From the entries that follow, gather each line holding the word "icon".
[Opening ENTRIES SHOWN section]
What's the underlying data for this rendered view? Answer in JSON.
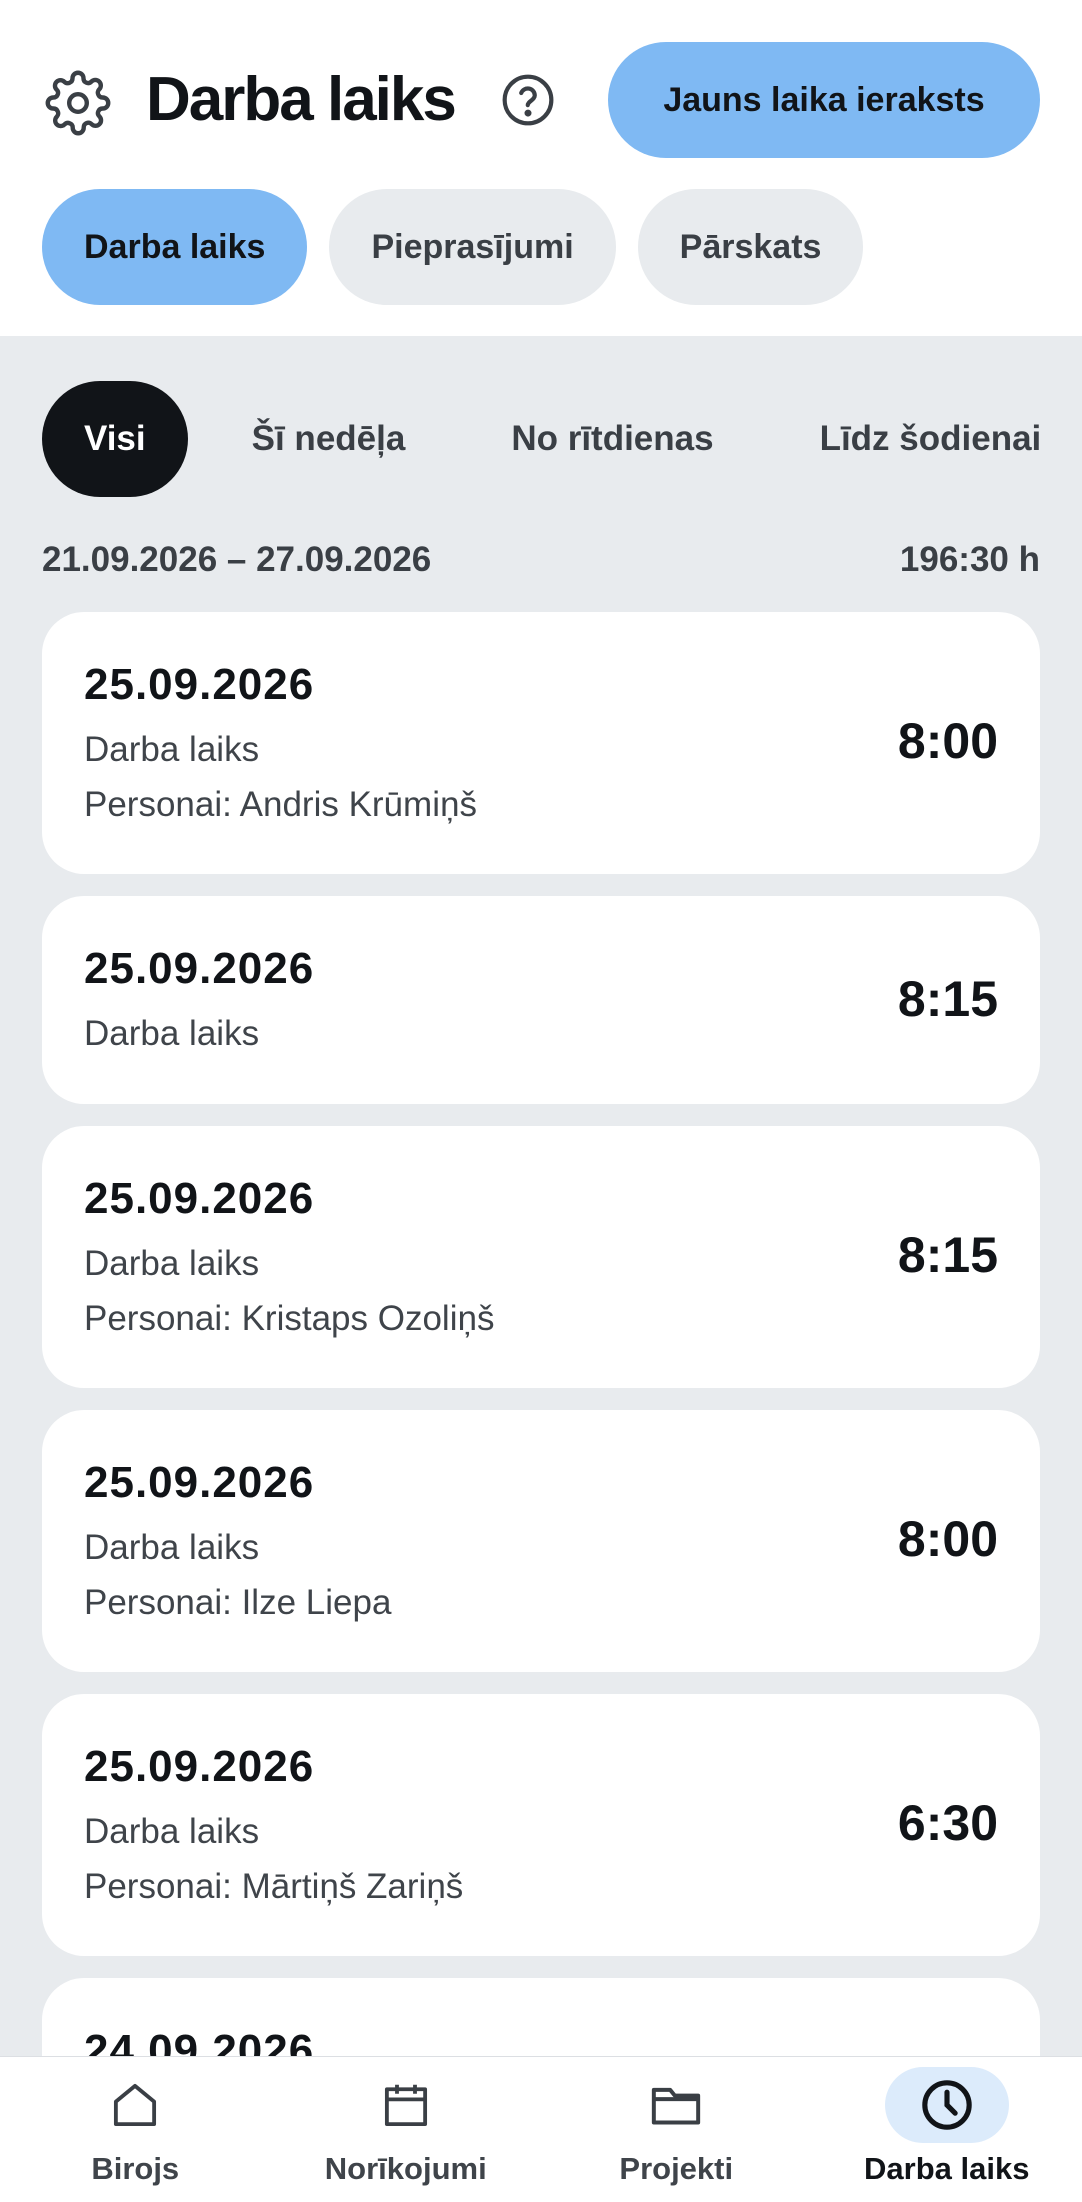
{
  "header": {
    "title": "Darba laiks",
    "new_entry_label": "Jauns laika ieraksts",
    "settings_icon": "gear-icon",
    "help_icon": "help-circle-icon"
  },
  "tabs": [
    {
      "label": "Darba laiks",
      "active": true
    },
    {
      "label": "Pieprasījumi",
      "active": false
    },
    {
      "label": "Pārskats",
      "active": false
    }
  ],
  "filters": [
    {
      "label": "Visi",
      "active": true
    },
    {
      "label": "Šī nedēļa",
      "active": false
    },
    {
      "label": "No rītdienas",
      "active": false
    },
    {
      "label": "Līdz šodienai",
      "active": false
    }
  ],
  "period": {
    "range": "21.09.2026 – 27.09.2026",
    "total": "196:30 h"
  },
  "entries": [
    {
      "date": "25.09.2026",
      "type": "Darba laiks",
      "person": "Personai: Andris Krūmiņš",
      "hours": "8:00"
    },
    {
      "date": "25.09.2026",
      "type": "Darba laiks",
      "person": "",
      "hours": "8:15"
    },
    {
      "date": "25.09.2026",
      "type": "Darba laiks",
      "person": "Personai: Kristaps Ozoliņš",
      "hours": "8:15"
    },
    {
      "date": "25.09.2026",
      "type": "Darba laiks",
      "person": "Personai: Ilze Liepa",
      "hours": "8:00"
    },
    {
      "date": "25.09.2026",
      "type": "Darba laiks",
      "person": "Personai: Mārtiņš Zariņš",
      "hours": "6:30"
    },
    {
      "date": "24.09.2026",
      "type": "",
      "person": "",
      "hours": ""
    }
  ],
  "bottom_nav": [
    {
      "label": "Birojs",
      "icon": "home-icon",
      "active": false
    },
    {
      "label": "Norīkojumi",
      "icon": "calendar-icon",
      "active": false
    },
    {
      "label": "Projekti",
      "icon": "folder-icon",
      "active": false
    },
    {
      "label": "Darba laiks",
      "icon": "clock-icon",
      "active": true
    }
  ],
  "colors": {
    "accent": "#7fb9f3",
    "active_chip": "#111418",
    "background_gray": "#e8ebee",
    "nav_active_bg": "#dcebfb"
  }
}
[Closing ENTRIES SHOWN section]
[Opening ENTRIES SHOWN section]
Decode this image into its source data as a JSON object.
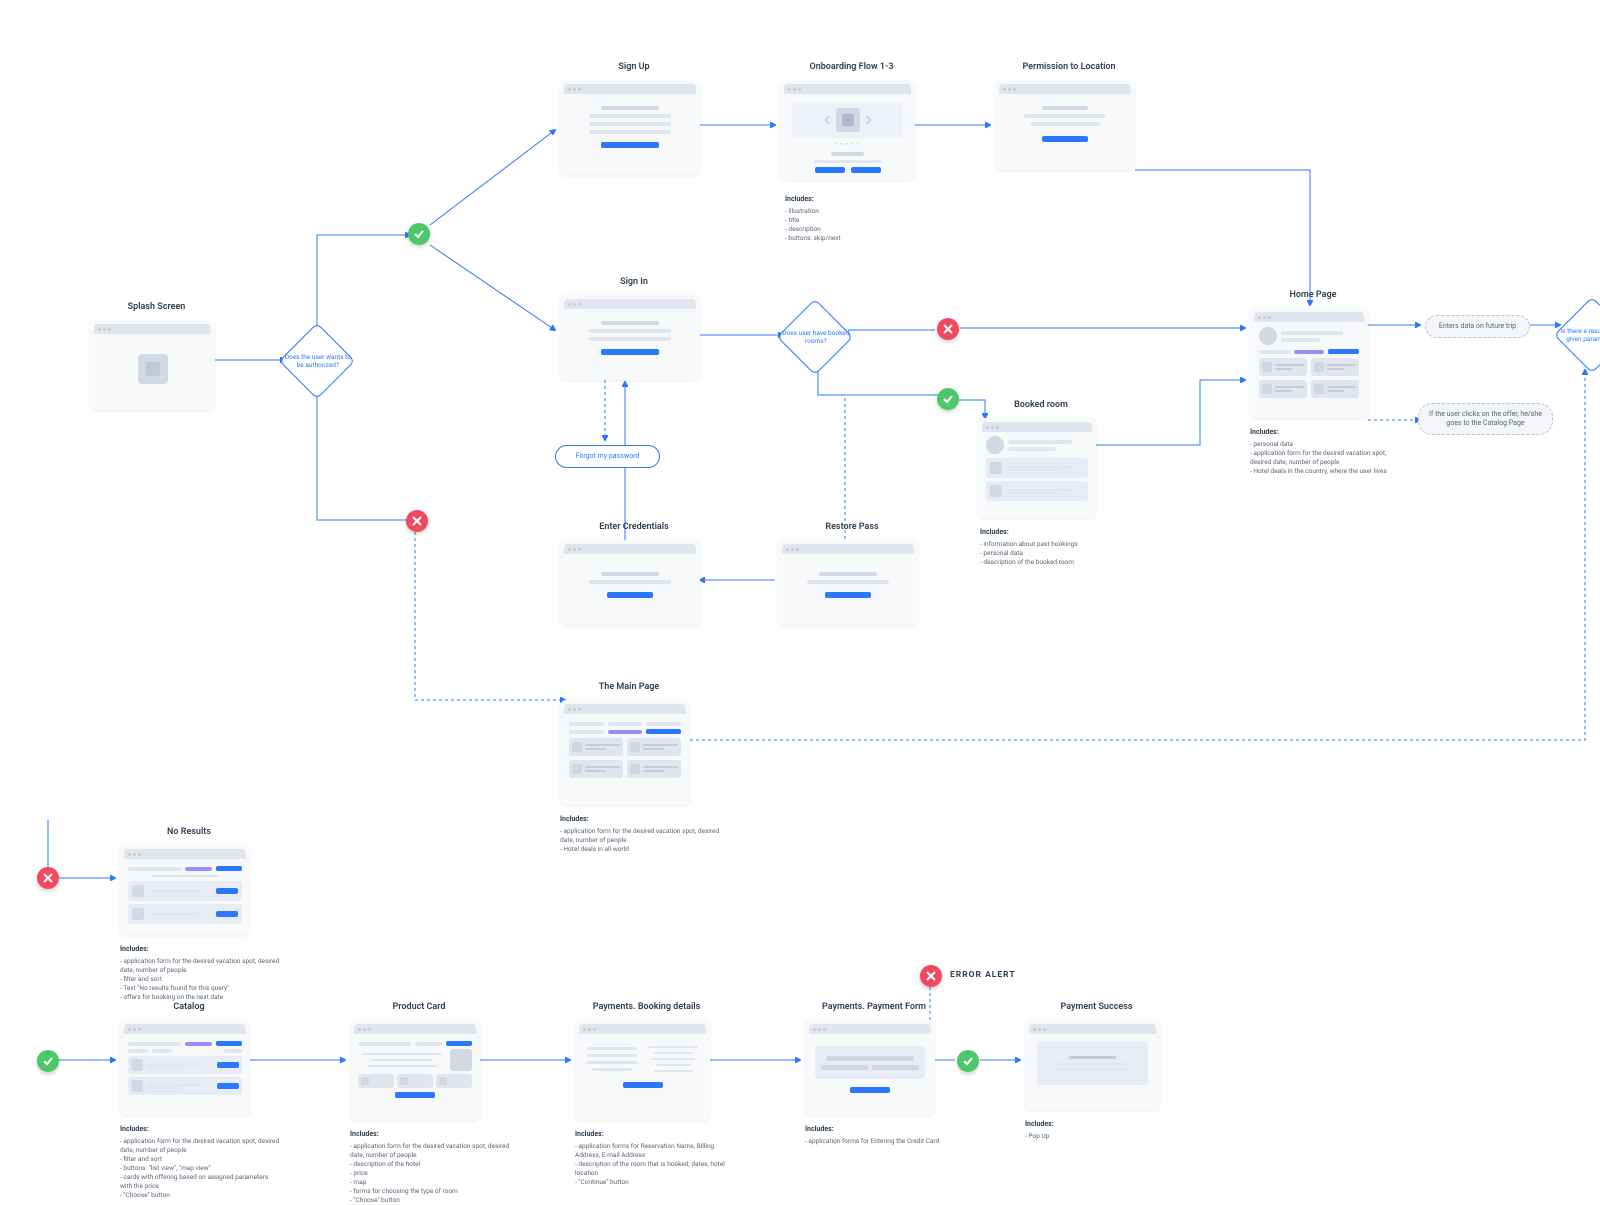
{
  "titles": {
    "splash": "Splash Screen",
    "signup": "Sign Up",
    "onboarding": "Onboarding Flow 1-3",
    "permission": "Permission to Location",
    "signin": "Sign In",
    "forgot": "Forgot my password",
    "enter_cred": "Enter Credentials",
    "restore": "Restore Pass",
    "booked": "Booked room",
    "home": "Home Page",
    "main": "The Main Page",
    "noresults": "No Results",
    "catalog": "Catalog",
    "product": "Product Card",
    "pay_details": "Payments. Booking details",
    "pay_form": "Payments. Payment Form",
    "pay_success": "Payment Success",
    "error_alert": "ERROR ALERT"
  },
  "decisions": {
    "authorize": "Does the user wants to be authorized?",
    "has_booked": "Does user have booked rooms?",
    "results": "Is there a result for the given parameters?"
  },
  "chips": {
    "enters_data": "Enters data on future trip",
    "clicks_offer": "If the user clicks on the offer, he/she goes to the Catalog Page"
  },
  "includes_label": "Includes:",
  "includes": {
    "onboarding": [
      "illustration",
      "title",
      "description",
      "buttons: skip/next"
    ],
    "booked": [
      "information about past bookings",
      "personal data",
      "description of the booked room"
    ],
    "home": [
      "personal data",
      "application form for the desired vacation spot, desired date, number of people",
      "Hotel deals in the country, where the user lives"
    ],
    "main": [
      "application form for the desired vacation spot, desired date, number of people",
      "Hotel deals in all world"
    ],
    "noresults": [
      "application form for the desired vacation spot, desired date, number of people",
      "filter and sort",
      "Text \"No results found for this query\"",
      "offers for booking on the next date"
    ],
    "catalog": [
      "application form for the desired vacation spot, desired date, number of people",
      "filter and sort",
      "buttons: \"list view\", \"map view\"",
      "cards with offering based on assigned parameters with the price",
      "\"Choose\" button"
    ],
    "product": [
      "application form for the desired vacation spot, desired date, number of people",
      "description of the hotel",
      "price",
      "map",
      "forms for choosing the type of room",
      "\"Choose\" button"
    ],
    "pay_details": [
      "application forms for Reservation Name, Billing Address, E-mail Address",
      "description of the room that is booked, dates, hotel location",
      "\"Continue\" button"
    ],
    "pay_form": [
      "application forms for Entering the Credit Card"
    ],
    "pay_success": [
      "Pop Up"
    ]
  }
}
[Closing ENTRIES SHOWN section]
- RESPONSE:
    "settings_icon": "gear-icon",
    "help_icon": "help-circle-icon"
      "icon": "home-icon",
      "icon": "calendar-icon",
      "icon": "folder-icon",
      "icon": "clock-icon",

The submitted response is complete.